Vampire Academy. Part serious, part satire and mostly silly, “Vampire Academy” may prompt yawns from high-schoolers. The level of sexual innuendo in the film makes it iffy for middle-schoolers. Based on the books by Richelle Mead, the movie takes place mostly at St. Vladimir’s Academy, where young vampires of a mortal, peaceful variety called Moroi study how to master their magical powers. Alongside them are the half-human/half-vampire Dhampirs, who study to be guardians of the Moroi. We meet a Moroi princess, Lissa, and her Dhampir pal and guardian-in-training, Rose, who have run away from school. A self-defense teacher tracks them down, fights off an attack by evil red-eyed vampires called Strigoi, and brings the girls back to school. Petty teen rivalries and romances mix with vampire feuds and lead to supernatural blood-letting confrontations.
The bottom line: All of the bloodsucking has a distinctly sexual charge. Other sexual situations are non-explicit, but one includes implied nudity. Characters fight with knives and stakes. We see a dead fox and cat, both cut open. The script includes crude language.
Tim’s Vermeer. Tim Jenison attempts to duplicate the photo-realistic painting technique of the sublime 17th-century Dutch artist Johannes Vermeer. A tech millionaire and inventor, not an artist, Jenison is convinced that some 350 years ago, Vermeer used science as a visual aid. The film tracks Jenison as he pretty much proves the theory. Jenison re-creates one of Vermeer's paintings, “The Music Lesson,” in a warehouse, constructing a detailed life-size version of the room in the painting and posing costumed human models in it. Using a Renaissance viewing device called a camera obscura, plus mirrors and a magnifier, he paints the scene in minute detail. The results are stunning. The filmmakers note that none of this means that Vermeer was less of an artist.

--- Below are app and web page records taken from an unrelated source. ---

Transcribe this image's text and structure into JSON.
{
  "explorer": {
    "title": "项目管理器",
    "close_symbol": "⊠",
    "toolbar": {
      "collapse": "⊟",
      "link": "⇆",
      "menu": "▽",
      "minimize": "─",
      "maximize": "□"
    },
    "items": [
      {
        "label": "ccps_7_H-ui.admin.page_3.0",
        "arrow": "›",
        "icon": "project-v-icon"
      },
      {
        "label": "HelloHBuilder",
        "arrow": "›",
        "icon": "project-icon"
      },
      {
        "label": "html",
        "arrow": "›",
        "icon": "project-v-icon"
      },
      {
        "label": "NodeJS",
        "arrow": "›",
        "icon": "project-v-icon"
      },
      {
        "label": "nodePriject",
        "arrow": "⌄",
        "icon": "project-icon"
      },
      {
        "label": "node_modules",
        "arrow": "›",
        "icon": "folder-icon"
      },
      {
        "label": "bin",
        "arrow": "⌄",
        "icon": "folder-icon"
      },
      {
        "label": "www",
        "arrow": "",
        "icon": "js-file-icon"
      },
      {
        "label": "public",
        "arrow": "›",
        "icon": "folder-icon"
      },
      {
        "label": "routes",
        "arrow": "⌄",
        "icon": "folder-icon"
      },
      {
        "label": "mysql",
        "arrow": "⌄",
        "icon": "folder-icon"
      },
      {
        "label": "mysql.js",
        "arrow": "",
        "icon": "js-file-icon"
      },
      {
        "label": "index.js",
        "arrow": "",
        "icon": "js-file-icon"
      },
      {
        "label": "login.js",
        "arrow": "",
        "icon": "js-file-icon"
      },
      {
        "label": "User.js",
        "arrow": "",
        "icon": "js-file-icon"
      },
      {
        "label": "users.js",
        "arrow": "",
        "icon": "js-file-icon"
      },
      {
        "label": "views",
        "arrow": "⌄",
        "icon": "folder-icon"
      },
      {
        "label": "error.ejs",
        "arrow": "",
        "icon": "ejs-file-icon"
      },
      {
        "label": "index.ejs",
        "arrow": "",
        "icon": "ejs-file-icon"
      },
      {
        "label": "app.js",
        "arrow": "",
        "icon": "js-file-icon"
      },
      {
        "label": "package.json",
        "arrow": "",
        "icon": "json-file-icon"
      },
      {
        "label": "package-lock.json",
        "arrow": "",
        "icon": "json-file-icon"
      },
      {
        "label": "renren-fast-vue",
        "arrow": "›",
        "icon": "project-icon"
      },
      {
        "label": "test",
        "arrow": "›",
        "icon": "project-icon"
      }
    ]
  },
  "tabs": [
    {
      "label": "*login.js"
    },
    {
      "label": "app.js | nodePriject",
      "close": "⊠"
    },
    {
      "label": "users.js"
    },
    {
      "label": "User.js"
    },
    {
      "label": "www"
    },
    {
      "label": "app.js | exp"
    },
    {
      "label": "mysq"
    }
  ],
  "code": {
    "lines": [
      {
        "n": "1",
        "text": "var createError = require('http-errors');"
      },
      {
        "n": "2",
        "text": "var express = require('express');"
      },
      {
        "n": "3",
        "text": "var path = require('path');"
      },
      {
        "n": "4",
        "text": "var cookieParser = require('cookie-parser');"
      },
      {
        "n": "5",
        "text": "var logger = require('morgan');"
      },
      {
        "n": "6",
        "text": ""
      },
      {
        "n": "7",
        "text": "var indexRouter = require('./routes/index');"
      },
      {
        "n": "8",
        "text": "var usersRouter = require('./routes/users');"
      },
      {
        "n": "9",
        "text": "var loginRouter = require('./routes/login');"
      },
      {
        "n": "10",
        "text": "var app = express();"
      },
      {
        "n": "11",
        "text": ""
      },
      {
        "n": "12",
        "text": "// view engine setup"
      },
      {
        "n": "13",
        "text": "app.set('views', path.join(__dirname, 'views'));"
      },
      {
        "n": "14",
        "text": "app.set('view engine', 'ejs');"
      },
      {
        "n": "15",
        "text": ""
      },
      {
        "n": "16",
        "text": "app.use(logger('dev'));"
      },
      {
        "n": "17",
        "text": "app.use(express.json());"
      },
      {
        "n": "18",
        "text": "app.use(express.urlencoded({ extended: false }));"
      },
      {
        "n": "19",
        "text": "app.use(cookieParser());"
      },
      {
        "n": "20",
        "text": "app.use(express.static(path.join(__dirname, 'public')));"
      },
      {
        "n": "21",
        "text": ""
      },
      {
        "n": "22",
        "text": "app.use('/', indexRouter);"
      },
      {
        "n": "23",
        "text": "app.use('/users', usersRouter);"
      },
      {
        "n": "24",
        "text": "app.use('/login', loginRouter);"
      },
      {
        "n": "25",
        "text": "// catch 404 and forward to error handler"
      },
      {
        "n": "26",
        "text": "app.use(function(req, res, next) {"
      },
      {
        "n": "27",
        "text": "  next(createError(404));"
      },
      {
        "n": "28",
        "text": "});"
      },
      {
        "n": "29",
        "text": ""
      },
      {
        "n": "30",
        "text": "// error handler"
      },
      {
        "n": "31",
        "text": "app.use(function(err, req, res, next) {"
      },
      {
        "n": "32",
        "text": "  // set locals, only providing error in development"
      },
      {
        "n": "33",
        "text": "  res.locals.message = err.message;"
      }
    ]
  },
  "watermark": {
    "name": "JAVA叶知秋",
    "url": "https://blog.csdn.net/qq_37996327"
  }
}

The bottom line: As his project grows more difficult, Tim occasionally lets fly with curse words, some of which are pretty strong.
Horwitz is a freelance writer.